LONDON, July 4 (Reuters Breakingviews) – Bank bondholders need to feel more pain. Credit Suisse’s (CSGN) haste this month to repay a hybrid bond at the first opportunity looks odd given the elevated cost of replacing it. There is a rational explanation. The problem is it highlights broader flaws in the USD 212 billion market for bank capital securities.
June 16 was a good day for holders of the Swiss lender’s USD 1.5 billion hybrid. The so-called Additional Tier 1 bond had been trading at 95% of face value, reflecting the risk of the bank leaving it outstanding rather than exercising its right to pay it back early. When the bank chose instead to redeem, the bond’s price recovered. Credit Suisse fared less well. To maintain its capital levels, the struggling lender had to issue a new bond with a 9.75% coupon, some 115 basis points above the likely interest rate on the old one, implying an extra cost of some USD 17 million a year.
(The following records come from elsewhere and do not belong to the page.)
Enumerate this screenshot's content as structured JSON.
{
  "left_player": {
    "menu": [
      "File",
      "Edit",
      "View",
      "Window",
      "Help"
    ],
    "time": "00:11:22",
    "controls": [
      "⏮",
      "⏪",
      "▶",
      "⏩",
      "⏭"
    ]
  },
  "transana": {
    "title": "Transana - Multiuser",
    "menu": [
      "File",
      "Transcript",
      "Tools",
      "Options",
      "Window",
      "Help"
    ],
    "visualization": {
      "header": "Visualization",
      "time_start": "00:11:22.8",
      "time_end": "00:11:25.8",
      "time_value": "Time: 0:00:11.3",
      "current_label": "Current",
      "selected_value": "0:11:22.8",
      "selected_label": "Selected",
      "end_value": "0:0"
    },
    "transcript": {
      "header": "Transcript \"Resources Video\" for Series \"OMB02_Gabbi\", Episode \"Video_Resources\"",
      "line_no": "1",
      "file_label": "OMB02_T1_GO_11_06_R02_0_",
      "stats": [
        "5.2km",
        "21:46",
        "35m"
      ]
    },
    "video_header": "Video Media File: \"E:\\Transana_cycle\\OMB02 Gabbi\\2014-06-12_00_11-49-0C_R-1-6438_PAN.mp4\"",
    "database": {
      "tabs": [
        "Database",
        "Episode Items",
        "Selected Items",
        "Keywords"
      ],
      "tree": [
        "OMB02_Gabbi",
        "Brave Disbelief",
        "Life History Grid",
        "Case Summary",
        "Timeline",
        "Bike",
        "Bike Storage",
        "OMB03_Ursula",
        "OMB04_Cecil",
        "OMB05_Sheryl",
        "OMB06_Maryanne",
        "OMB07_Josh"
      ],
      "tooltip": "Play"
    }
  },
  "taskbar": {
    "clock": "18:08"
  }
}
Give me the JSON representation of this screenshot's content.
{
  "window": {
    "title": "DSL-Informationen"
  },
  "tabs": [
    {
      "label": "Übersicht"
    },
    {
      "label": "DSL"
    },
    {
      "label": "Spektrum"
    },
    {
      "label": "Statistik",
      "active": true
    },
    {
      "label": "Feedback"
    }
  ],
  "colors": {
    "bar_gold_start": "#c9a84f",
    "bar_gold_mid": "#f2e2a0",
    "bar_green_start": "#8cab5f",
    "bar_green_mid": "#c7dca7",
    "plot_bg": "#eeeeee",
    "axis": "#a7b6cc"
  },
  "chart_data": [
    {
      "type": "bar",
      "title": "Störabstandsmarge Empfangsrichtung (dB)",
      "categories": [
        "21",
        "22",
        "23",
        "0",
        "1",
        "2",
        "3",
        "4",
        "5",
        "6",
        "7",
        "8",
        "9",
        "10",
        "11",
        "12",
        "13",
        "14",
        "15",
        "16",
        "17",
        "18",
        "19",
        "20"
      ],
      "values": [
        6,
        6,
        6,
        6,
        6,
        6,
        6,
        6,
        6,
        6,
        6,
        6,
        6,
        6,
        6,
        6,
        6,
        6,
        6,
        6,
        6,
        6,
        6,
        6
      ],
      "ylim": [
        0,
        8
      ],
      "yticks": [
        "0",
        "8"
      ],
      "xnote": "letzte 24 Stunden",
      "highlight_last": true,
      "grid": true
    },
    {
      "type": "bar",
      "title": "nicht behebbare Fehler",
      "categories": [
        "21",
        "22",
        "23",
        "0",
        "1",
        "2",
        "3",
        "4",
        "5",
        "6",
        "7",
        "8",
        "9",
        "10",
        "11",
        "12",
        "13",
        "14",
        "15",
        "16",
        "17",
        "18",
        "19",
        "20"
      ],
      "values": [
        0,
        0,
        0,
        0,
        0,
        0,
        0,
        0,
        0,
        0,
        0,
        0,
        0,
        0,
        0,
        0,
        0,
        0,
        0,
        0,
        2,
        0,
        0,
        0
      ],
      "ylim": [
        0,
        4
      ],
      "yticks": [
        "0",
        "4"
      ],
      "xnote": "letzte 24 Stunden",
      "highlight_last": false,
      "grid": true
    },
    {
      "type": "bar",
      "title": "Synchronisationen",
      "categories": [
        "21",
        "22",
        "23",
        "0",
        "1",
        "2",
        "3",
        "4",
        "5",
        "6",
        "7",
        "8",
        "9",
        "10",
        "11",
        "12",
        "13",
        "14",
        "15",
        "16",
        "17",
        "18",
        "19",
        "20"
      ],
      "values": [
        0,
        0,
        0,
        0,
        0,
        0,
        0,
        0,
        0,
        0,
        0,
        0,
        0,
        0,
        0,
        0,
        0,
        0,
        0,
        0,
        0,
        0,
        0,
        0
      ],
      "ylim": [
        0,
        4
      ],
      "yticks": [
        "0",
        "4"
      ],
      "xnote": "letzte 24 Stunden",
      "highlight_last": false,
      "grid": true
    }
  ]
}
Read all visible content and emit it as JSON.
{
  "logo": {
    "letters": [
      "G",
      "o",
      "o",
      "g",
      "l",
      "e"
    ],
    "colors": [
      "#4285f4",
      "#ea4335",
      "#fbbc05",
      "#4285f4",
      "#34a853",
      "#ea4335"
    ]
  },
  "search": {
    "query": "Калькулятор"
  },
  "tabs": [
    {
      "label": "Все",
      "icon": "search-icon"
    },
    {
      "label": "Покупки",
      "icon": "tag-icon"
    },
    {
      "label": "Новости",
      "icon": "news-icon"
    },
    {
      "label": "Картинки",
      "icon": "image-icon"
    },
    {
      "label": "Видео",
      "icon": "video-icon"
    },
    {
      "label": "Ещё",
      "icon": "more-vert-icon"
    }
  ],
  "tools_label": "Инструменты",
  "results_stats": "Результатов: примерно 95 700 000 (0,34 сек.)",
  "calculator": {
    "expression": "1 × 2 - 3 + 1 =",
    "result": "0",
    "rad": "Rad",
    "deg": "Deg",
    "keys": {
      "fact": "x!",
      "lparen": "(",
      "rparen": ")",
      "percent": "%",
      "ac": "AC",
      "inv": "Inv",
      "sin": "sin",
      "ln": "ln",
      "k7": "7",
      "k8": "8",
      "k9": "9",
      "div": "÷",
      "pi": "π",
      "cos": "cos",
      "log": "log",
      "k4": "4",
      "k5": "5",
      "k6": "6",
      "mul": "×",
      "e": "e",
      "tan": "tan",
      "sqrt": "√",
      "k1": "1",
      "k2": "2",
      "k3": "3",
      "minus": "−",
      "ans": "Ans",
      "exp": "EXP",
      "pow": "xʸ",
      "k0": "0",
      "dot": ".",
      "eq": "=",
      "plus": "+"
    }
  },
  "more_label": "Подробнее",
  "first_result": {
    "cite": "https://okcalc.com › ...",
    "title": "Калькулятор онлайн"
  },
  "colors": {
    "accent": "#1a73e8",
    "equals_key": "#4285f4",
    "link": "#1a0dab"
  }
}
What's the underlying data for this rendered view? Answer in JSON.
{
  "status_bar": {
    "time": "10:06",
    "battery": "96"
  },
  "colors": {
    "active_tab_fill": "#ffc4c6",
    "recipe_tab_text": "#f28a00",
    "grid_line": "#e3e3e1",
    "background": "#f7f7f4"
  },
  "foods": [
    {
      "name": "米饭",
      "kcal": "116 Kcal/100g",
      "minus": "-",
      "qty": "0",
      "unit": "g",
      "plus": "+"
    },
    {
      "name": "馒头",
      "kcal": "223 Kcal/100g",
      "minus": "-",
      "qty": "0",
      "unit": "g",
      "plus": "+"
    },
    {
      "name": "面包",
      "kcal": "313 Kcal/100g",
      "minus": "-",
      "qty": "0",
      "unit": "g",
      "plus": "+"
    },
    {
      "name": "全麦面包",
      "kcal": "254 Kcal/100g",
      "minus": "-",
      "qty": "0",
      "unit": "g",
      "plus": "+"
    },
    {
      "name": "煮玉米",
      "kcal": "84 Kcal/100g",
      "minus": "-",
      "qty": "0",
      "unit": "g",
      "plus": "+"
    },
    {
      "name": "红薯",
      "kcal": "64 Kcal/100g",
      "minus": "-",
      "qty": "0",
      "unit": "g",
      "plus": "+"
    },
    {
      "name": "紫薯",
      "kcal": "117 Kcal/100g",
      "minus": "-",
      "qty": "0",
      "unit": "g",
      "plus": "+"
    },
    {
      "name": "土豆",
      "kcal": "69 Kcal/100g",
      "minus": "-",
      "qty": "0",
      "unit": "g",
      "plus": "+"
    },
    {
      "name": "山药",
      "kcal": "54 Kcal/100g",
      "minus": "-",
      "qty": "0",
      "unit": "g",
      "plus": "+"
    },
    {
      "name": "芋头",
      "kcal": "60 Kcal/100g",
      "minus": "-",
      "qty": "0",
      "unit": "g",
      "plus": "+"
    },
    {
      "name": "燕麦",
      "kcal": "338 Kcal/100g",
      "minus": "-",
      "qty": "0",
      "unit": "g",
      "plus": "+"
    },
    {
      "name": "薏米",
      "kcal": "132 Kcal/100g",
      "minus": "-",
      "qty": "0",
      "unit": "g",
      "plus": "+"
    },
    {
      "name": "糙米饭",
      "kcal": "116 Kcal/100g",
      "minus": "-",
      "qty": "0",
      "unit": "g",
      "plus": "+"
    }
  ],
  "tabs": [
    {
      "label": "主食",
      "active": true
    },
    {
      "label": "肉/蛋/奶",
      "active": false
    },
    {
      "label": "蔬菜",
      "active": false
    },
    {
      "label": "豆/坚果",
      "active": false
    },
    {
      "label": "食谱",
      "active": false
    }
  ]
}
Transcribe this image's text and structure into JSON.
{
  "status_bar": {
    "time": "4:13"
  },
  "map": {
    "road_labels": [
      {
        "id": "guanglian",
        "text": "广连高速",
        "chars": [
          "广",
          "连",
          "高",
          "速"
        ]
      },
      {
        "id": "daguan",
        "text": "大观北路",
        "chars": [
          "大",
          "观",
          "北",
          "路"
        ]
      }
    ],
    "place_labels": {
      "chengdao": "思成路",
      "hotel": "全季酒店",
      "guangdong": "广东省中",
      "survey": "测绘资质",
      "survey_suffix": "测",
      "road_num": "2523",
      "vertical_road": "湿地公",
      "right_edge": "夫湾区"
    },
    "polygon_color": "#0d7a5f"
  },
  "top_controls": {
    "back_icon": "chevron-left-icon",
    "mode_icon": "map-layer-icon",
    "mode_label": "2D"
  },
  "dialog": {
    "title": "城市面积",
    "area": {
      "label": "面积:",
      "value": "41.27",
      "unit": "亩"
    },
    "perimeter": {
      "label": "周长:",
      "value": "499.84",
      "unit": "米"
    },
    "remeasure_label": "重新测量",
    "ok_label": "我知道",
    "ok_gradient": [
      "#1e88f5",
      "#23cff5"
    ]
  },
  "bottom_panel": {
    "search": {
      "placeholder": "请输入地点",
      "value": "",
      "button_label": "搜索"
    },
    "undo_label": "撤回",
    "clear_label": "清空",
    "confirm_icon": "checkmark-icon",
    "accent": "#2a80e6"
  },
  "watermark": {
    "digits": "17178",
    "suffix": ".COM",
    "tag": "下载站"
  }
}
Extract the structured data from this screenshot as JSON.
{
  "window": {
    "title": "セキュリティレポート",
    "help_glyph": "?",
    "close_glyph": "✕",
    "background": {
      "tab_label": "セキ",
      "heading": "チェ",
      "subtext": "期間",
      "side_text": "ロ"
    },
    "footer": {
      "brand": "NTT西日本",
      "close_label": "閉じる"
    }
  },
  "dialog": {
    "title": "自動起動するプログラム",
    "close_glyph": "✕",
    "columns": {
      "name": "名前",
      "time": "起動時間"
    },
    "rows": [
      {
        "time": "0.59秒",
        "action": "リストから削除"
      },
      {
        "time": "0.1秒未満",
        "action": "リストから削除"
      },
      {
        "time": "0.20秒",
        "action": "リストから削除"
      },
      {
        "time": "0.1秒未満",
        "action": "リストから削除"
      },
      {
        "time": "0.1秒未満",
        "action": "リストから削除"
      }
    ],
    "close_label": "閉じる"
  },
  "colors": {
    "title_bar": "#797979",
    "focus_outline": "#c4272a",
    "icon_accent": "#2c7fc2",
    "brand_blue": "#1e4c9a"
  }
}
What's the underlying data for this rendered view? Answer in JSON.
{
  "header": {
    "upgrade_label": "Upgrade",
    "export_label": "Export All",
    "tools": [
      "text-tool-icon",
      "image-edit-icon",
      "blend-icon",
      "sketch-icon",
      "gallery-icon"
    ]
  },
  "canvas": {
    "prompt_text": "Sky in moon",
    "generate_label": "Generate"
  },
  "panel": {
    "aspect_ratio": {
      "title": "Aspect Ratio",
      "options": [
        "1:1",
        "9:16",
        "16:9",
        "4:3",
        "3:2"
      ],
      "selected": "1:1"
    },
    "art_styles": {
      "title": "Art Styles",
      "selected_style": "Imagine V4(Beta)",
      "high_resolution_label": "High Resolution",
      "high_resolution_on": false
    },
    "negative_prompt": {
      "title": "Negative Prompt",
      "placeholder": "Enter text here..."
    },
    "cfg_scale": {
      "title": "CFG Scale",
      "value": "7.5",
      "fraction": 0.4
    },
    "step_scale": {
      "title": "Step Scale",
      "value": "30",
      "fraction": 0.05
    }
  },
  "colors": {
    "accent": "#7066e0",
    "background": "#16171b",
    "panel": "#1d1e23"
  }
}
After the 2008 crisis, regulators tried to make hybrids, which count towards lenders’ Tier 1 capital ratios, truly equity-like. That meant giving them triggers that convert into shares and coupons that can be cancelled. Structures to incentivize early repayment, such as coupons that crank up when bonds aren’t redeemed early, were also banned. Yet hybrids still contain “call options” on early repayment, and regulators give some leeway on their use. While a handful of lenders like Banco Santander (SAN) have taken a hard-nosed approach, most European banks still pay off Tier 1 bonds on the call date even if it costs more to replace them.
The obvious advantage is cheaper funding. Yet the presumption of redemption also creates risks: troubled banks may end up paying higher interest rates to replace retiring debt, or markets might get spooked when banks choose not to redeem. Credit Suisse also had some unique motives, such as the desire to be rid of liabilities with now-redundant Libor-based coupons.
The coming months may stiffen lenders’ resolve. Recession fears mean the cost of issuing hybrids is rising, giving other banks like UniCredit (CRDI) the dilemma of extending debt or replacing it at higher cost, CreditSights reckons.
Regulators could clear up the uncertainty by insisting, for example, that banks only redeem debt if they can refinance at cheaper rates. They also need to look at hybrids’ other equity-like features, to ensure for example that bonds can defer coupons or be turned into equity before the bank actually goes bust. A rethink that makes life tougher for bondholders is needed.
Credit Suisse said on June 16 that it planned to redeem a USD 1.5 billion Additional Tier 1 bond. The security carried a 7.125% coupon, which would have reset to around 8.6% after its call date in July, according to CreditSights. The redeemed bond was replaced with a new issue with a 9.75% yield.
Banks have issued 202 billion euros of Additional Tier 1 securities, according to CreditSights data. The securities count towards lenders’ Tier 1 ratios due to their loss-absorbing features. These include the right to convert them into equity or to defer coupons, as well as their lower-ranking status and potentially permanent maturity.
(By Neil Unmack; Editing by Ed Cropley and Oliver Taslic)
This article originally appeared on reuters.com